[Materials provided Boundary: Start]

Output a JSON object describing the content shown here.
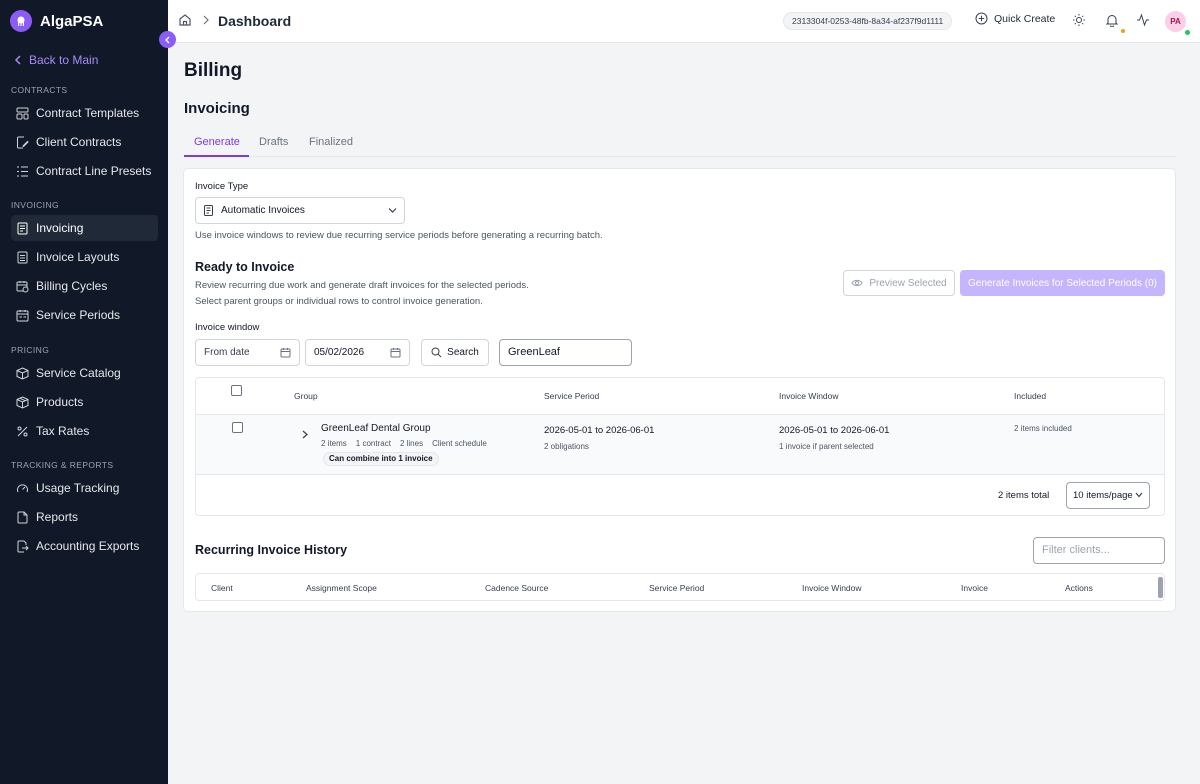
{
  "app": {
    "name": "AlgaPSA"
  },
  "sidebar": {
    "back_label": "Back to Main",
    "sections": {
      "contracts": "CONTRACTS",
      "invoicing": "INVOICING",
      "pricing": "PRICING",
      "tracking": "TRACKING & REPORTS"
    },
    "items": {
      "contract_templates": "Contract Templates",
      "client_contracts": "Client Contracts",
      "contract_line_presets": "Contract Line Presets",
      "invoicing": "Invoicing",
      "invoice_layouts": "Invoice Layouts",
      "billing_cycles": "Billing Cycles",
      "service_periods": "Service Periods",
      "service_catalog": "Service Catalog",
      "products": "Products",
      "tax_rates": "Tax Rates",
      "usage_tracking": "Usage Tracking",
      "reports": "Reports",
      "accounting_exports": "Accounting Exports"
    },
    "active_item": "Invoicing"
  },
  "header": {
    "breadcrumb_title": "Dashboard",
    "tenant_id": "2313304f-0253-48fb-8a34-af237f9d1111",
    "quick_create": "Quick Create",
    "avatar_initials": "PA"
  },
  "main": {
    "page_title": "Billing",
    "section_title": "Invoicing",
    "tabs": [
      "Generate",
      "Drafts",
      "Finalized"
    ],
    "active_tab": "Generate",
    "invoice_type": {
      "label": "Invoice Type",
      "value": "Automatic Invoices",
      "help": "Use invoice windows to review due recurring service periods before generating a recurring batch."
    },
    "ready": {
      "title": "Ready to Invoice",
      "desc1": "Review recurring due work and generate draft invoices for the selected periods.",
      "desc2": "Select parent groups or individual rows to control invoice generation.",
      "preview_button": "Preview Selected",
      "generate_button": "Generate Invoices for Selected Periods (0)"
    },
    "window": {
      "label": "Invoice window",
      "from_placeholder": "From date",
      "to_value": "05/02/2026",
      "search_button": "Search",
      "search_value": "GreenLeaf"
    },
    "table": {
      "columns": [
        "Group",
        "Service Period",
        "Invoice Window",
        "Included"
      ],
      "rows": [
        {
          "group": "GreenLeaf Dental Group",
          "meta": [
            "2 items",
            "1 contract",
            "2 lines",
            "Client schedule"
          ],
          "badge": "Can combine into 1 invoice",
          "service_period": "2026-05-01 to 2026-06-01",
          "service_period_sub": "2 obligations",
          "invoice_window": "2026-05-01 to 2026-06-01",
          "invoice_window_sub": "1 invoice if parent selected",
          "included": "2 items included"
        }
      ],
      "total": "2 items total",
      "page_size": "10 items/page"
    },
    "history": {
      "title": "Recurring Invoice History",
      "filter_placeholder": "Filter clients...",
      "columns": [
        "Client",
        "Assignment Scope",
        "Cadence Source",
        "Service Period",
        "Invoice Window",
        "Invoice",
        "Actions"
      ]
    }
  },
  "colors": {
    "accent": "#7c3aed",
    "sidebar_bg": "#111827",
    "primary_disabled": "#c4b5fd"
  }
}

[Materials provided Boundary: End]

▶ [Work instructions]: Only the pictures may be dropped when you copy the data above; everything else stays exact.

▶ [Completed exercise]:
Output a JSON object describing the content shown here.
{
  "app": {
    "name": "AlgaPSA"
  },
  "sidebar": {
    "back_label": "Back to Main",
    "sections": {
      "contracts": "CONTRACTS",
      "invoicing": "INVOICING",
      "pricing": "PRICING",
      "tracking": "TRACKING & REPORTS"
    },
    "items": {
      "contract_templates": "Contract Templates",
      "client_contracts": "Client Contracts",
      "contract_line_presets": "Contract Line Presets",
      "invoicing": "Invoicing",
      "invoice_layouts": "Invoice Layouts",
      "billing_cycles": "Billing Cycles",
      "service_periods": "Service Periods",
      "service_catalog": "Service Catalog",
      "products": "Products",
      "tax_rates": "Tax Rates",
      "usage_tracking": "Usage Tracking",
      "reports": "Reports",
      "accounting_exports": "Accounting Exports"
    },
    "active_item": "Invoicing"
  },
  "header": {
    "breadcrumb_title": "Dashboard",
    "tenant_id": "2313304f-0253-48fb-8a34-af237f9d1111",
    "quick_create": "Quick Create",
    "avatar_initials": "PA"
  },
  "main": {
    "page_title": "Billing",
    "section_title": "Invoicing",
    "tabs": [
      "Generate",
      "Drafts",
      "Finalized"
    ],
    "active_tab": "Generate",
    "invoice_type": {
      "label": "Invoice Type",
      "value": "Automatic Invoices",
      "help": "Use invoice windows to review due recurring service periods before generating a recurring batch."
    },
    "ready": {
      "title": "Ready to Invoice",
      "desc1": "Review recurring due work and generate draft invoices for the selected periods.",
      "desc2": "Select parent groups or individual rows to control invoice generation.",
      "preview_button": "Preview Selected",
      "generate_button": "Generate Invoices for Selected Periods (0)"
    },
    "window": {
      "label": "Invoice window",
      "from_placeholder": "From date",
      "to_value": "05/02/2026",
      "search_button": "Search",
      "search_value": "GreenLeaf"
    },
    "table": {
      "columns": [
        "Group",
        "Service Period",
        "Invoice Window",
        "Included"
      ],
      "rows": [
        {
          "group": "GreenLeaf Dental Group",
          "meta": [
            "2 items",
            "1 contract",
            "2 lines",
            "Client schedule"
          ],
          "badge": "Can combine into 1 invoice",
          "service_period": "2026-05-01 to 2026-06-01",
          "service_period_sub": "2 obligations",
          "invoice_window": "2026-05-01 to 2026-06-01",
          "invoice_window_sub": "1 invoice if parent selected",
          "included": "2 items included"
        }
      ],
      "total": "2 items total",
      "page_size": "10 items/page"
    },
    "history": {
      "title": "Recurring Invoice History",
      "filter_placeholder": "Filter clients...",
      "columns": [
        "Client",
        "Assignment Scope",
        "Cadence Source",
        "Service Period",
        "Invoice Window",
        "Invoice",
        "Actions"
      ]
    }
  },
  "colors": {
    "accent": "#7c3aed",
    "sidebar_bg": "#111827",
    "primary_disabled": "#c4b5fd"
  }
}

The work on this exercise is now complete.